Over at Spread Firefox, Asa has a post about customising Firefox and Thunderbird for users of particular ISPs, specifically with regard to settings. So you could add the “AOL pack” to Thunderbird and, upon providing your AOL signin details, will have set up access to your AOL mail accounts without you needing to know what their IMAP server is called or whether you need to enable TLS for their SMTP server, and so on.
I reckon this could be taken one step further, especially with Thunderbird. TB does a good job of migrating settings from other applications like Outlook Express, but what about migrating from AOL? Or setting up Thunderbird for your Gmail account? There’s instructions out there but they’re a bit over-complicated for ‘mom-and-pop’ users.
So I propose an ehnancement to the Account Settings Wizard that is run on TB’s first launch (if it hasn’t had settings migrated from another application) and through ‘Add Account’ in the Account Settings dialog. I’ve done some ‘screenshots’ which are mockups done in MS Paint showing how I think this could be done.

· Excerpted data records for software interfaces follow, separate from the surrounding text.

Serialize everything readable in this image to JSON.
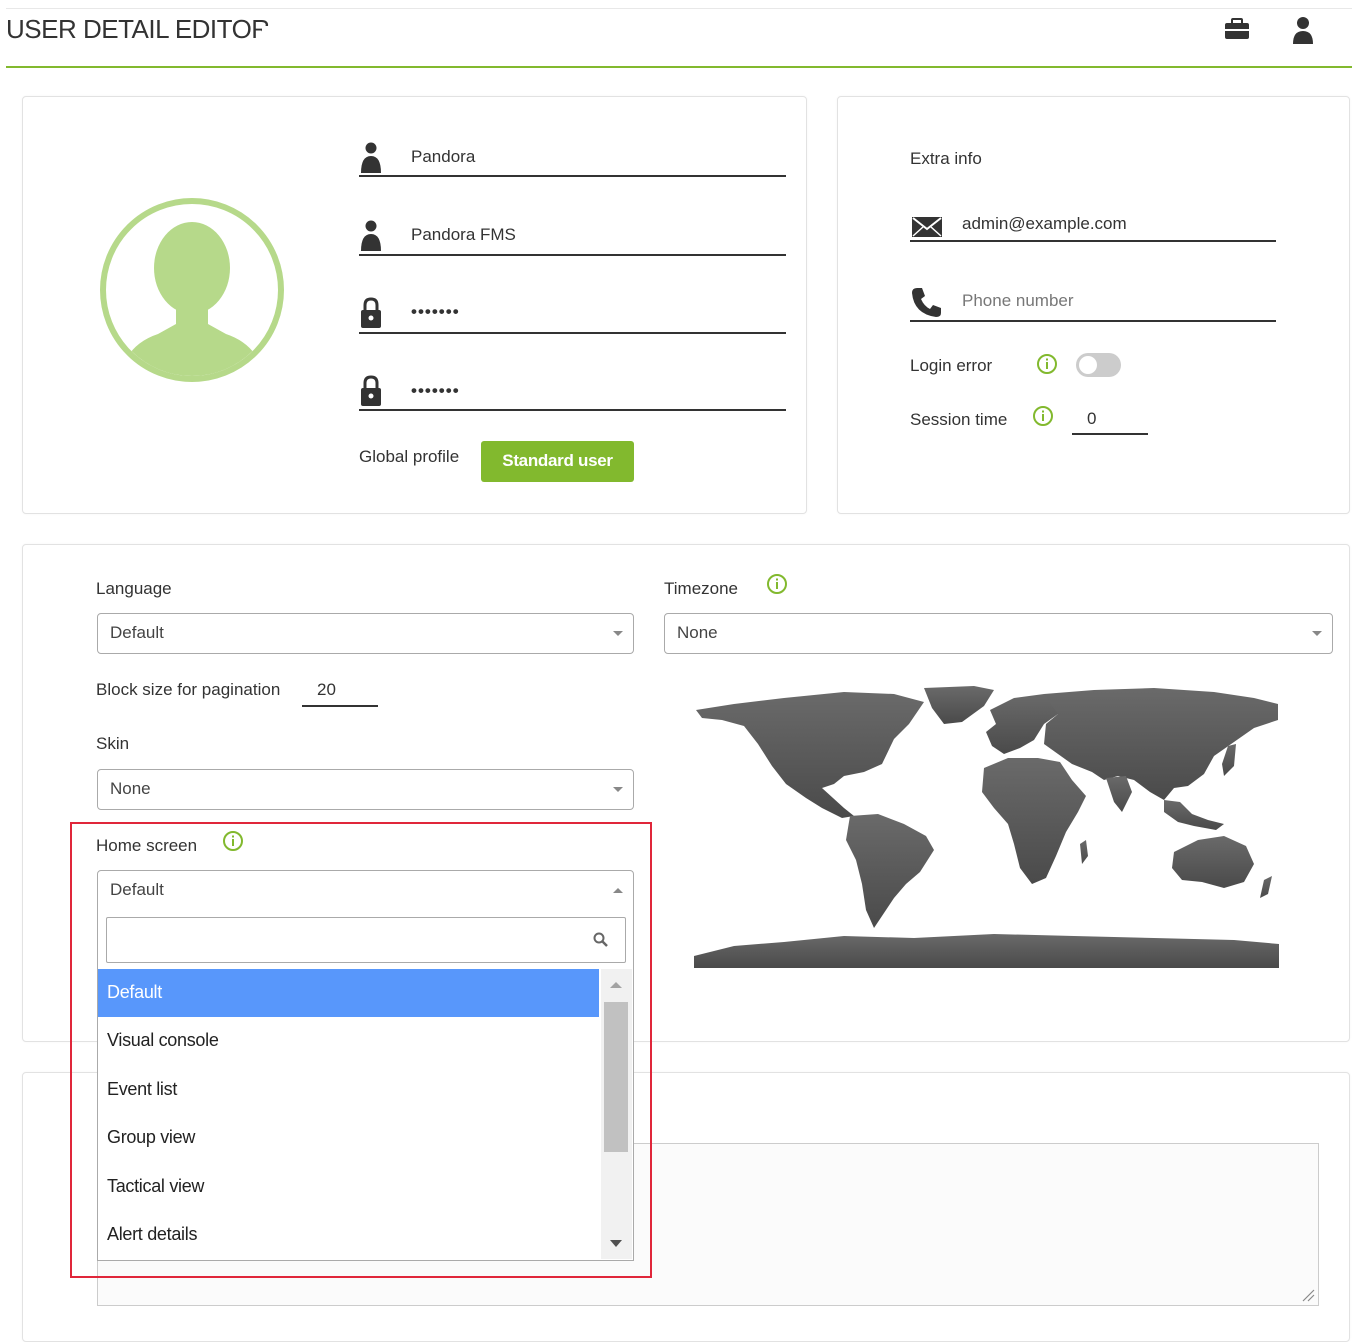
{
  "header": {
    "title": "USER DETAIL EDITOR",
    "icons": [
      "briefcase-icon",
      "user-icon"
    ]
  },
  "profile_card": {
    "avatar_icon": "user-avatar-icon",
    "fields": [
      {
        "icon": "user-icon",
        "value": "Pandora"
      },
      {
        "icon": "user-icon",
        "value": "Pandora FMS"
      },
      {
        "icon": "lock-icon",
        "value": "•••••••"
      },
      {
        "icon": "lock-icon",
        "value": "•••••••"
      }
    ],
    "global_profile_label": "Global profile",
    "global_profile_button": "Standard user"
  },
  "extra_card": {
    "title": "Extra info",
    "email": "admin@example.com",
    "phone_placeholder": "Phone number",
    "login_error_label": "Login error",
    "login_error_enabled": false,
    "session_time_label": "Session time",
    "session_time_value": "0"
  },
  "settings": {
    "language_label": "Language",
    "language_value": "Default",
    "timezone_label": "Timezone",
    "timezone_value": "None",
    "block_size_label": "Block size for pagination",
    "block_size_value": "20",
    "skin_label": "Skin",
    "skin_value": "None",
    "home_screen_label": "Home screen",
    "home_screen_value": "Default",
    "home_screen_search": "",
    "home_screen_options": [
      "Default",
      "Visual console",
      "Event list",
      "Group view",
      "Tactical view",
      "Alert details"
    ],
    "home_screen_selected_index": 0
  },
  "colors": {
    "accent": "#82b92e",
    "avatar": "#b6d98a",
    "info_icon": "#82b92e",
    "dropdown_selected": "#5897fb",
    "highlight_box": "#e0263a",
    "map": "#555555"
  }
}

The opening screen would have a new option (see screenshot 1) called Automatic Setup, which would be the default. When selected, this would pull a file from, say, update.mozilla.org, which contained a list of ISPs where the settings were known, sorted by country.
In the next screen (see screenshot 2) the user would select their country (TB could default this to the locale of the operating system), and then a list of ISPs where settings were known would be presented. All countries would have a ‘none of the above’ option which would let the user enter the details manually, effectively taking them back to step 1, since it’s unlikely we’ll be able to cover every ISP in the world. The user selects their ISP and then hits Next, at which point Thunderbird downloads a file containing full details of the server and its settings – there’s already an RDF namespace for it.
In the final screen (3 screens is probably quite enough, unless a fourth ‘summary’ screen is warranted), the user would enter their user name and password for that ISP (see screenshot 3). Upon clicking Finish, Thunderbird would then set up the mail and newsgroup accounts using that user’s details and take them back to the main interface.
I think this could significantly reduce the barriers that are stopping people from trying out Thunderbird and the potential to boost its usage. It’s probably too late now for a feature like this to be included in Thunderbird 1.1 but it would be nice for 1.5, or whatever the next release is.